Labour must understand that Unite is its enemy

Imagine you are a Labour MP or a trade union official surveying Britain this week. The following points will strike you: Labour has just lost an election it could have won, in part because Unite helped impose a useless leader on it in Ed Miliband and an equally incoherent programme, which failed to convince millions of voters to rid themselves of a mediocre Tory government. Poverty and inequality are everywhere growing in part because of the shocking failure of the trade union movement to come to the aid of the new working class. In the care, hospitality and private security industries and in the shopping, leisure and call centres that

Len McCluskey and the trade unions need Labour as much as the party needs them

Can Labour’s links with trade unions survive the leadership contest? This morning, Harriet Harman will outline in a speech at Labour HQ how the new party leader will be elected — and she will say the unions won’t be deciding who it is: ‘We will have strict rules to ensure there is a level playing field for each one of the candidates. Last time the unions communicated directly with many of their members, sending them ballot papers with accompanying material only mentioning one candidate. There will be none of that this time. The Electoral Reform Society will send out individual ballot papers to each member of the electorate.’ ‘The winner

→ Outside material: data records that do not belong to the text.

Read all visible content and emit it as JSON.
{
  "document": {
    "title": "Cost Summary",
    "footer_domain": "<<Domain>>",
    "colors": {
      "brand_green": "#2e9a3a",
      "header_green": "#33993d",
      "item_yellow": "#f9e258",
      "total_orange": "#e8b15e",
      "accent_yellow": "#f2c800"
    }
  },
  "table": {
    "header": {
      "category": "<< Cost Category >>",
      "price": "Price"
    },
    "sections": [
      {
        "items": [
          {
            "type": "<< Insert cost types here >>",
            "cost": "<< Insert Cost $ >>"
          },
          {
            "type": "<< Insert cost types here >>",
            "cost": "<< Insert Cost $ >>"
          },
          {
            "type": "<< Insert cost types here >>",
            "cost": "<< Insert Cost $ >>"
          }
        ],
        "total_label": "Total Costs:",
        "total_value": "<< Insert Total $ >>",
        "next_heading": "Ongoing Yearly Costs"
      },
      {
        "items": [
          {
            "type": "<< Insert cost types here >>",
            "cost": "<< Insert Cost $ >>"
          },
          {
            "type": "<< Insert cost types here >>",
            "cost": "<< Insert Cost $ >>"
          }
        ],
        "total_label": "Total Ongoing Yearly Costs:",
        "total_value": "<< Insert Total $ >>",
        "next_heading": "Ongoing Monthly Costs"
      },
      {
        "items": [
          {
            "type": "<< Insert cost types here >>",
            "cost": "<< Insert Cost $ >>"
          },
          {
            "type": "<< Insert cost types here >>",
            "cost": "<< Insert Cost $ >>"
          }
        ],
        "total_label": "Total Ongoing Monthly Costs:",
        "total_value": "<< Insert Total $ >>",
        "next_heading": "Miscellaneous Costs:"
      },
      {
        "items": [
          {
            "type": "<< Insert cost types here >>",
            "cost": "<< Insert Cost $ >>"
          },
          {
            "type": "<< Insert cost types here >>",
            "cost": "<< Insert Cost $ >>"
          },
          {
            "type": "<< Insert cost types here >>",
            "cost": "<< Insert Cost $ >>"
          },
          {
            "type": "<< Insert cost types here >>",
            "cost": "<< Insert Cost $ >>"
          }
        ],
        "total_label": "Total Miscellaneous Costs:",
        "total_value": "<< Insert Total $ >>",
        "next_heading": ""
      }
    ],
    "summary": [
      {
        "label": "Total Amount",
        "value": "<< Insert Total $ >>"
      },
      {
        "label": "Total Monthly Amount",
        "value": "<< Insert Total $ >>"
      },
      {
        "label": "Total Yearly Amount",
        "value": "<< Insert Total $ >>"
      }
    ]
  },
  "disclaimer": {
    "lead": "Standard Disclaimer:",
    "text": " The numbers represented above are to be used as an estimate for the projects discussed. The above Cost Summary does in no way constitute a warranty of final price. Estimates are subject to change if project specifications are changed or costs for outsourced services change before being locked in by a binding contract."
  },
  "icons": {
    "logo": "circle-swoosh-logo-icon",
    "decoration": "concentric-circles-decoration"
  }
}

Today’s strikes in London highlight why we need trade union reforms

Londoners were not a happy bunch this morning. Aside from the cold, wet weather, two-thirds of the capital’s buses were not running — thanks to a strike arranged by trade union Unite. Bus drivers are protesting over pay, as they believe the lack of a collective deal across all bus operators is unfair. Currently, there are 80-odd different pay rates, as this Unite infographic shows: Time to end the chaos on London’s bus network – one rate for all: — Unite the union (@unitetheunion) January 13, 2015 27,000 striking bus drivers causing traffic and commuting chaos is annoying — but this strike comes at a sensitive time as the Tories

Five reasons why winning in May won’t be that much better than losing

Defeat in May would be dire for either Cameron or Miliband. It would end their political career in ignominious failure. But winning would not be much better: they would be the weakest PM in living memory. Here’s why it won’t be easy for either of them: Miliband would be a prisoner of his own MPs: The best that both Labour and the Tories can hope for is the narrowest of outright victories. The 21 seat majority that John Major ground out in 1992 is, probably, beyond either of them. Miliband would then find himself having to steer swingeing cuts past a party that is simply not prepared for them. It

Blame it on the bankers’ boogie

Vince Cable and Michael Fallon, ministers responsible for the Royal Mail sell-off, have been summoned for another select committee grilling after Easter. Meanwhile, Labour’s irritatingly smug business spokesman Chuka Umunna continues to score points by claiming that last October’s flotation was ‘botched’, costing taxpayers a notional £750 million as the shares leapt from the issue price of 330 pence to 455 pence on the first day, and much more since as they rocketed on upwards. The truth is that the ministerial duo were right to be super-cautious about pricing a privatisation that had been thwarted for so long by union subversion, for which public enthusiasm was uncertain, and in which